A study led by University of Georgia researchers discovered this as they were prompted to probe the growing number of foodborne disease outbreaks, particularly those linked to contaminated dry foods. They ventured to find out how long the bacteria causing the illness can survive in certain food items.
The researchers published their findings in the Journal of Food Protection.
Study lead author Larry Beuchat, professor emeritus of agricultural and environmental sciences at UGA, said the findings were unexpected.
“We wouldn't expect salmonella to grow in foods that have a very dry environment," said Beuchat in a press release.
Beuchat and co-author, researcher David Mann, found that harmful bacteria can also thrive in dry foods like these holiday cookies – and do so for a long span of time.
How Salmonella Survived In Dry Goods
The team used five types of salmonella obtained from foods in previous disease outbreaks, specifically from low-moisture foods. Then they added the salmonella to four filling types found in cookies and crackers: vanilla and chocolate for the former, and cheese and peanut butter for the latter.
They saw that the bacteria survived in all types of fillings, but thrived longer and better in crackers than in cookies. In some instances, the pathogen lived for a minimum of six months in the sandwiches.
The salmonella’s length of survival in dry foods was dubbed “unexpected [and] unusual,” as they typically grow in highly moist environments.
"The next steps would be to test all ingredients that are used in these foods," added Beuchat, who cited that they may recommend halting the use of certain ingredients if foodborne pathogens are detected in them.
Salmonella Dangers And Causes
Salmonella is pinpointed for about 1 million cases of foodborne disease in the U.S. annually. Every year, about 19,000 hospitalizations occur due to salmonella, with 380 Americans dying from poisoning.
This bacteria – discovered by American expert Dr. Salmon – can cause fever, diarrhea, and abdominal cramps up to 72 hours after infection.
While salmonella infection may pass after four to seven days sans treatment, more serious instances can take place and involve severe diarrhea, infection spread to the bloodstream, and sometimes death. Treatment usually involves antibiotics.
What are common salmonella sources to watch out for?
These included food and water touched by traces of animal feces, with beef, poultry, milk, eggs, and fish as the most prone to contamination. However, any food including fruits, vegetables, and processed items can transmit the bacteria.
Salmonella contamination can occur in various forms, such as in stores, raw meat or poultry drippings contaminating kitchen or refrigerator surfaces, and using a knife and cutting board for food preparation without proper washing.
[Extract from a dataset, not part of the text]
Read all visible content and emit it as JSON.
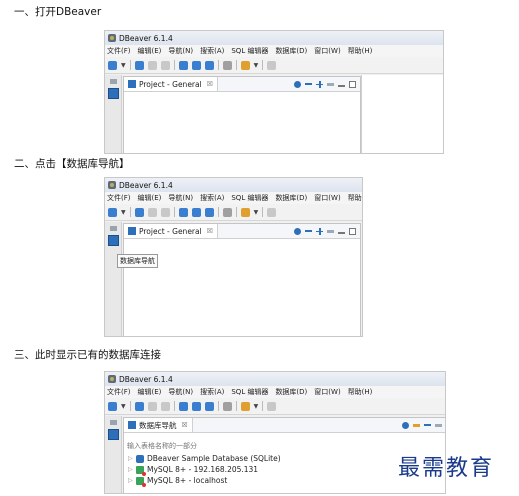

Watch out, too, as salmonella foods usually smell and appear normal.
Holiday Cookies As Salmonella Target
Cookies could particularly end up being salmonella-laced as they contain eggs, which possibly only get briefly cooked during the baking process.
So if there are young, pregnant, or elderly guests at the holiday party – the ones who are more likely to be severely affected by salmonella contamination – the host may want to explore vegan cookie baking.
Going vegan may also be a sound option if cookie leftovers will be kept at room temperature for a while.
Photo: Oakley Originals | Flickr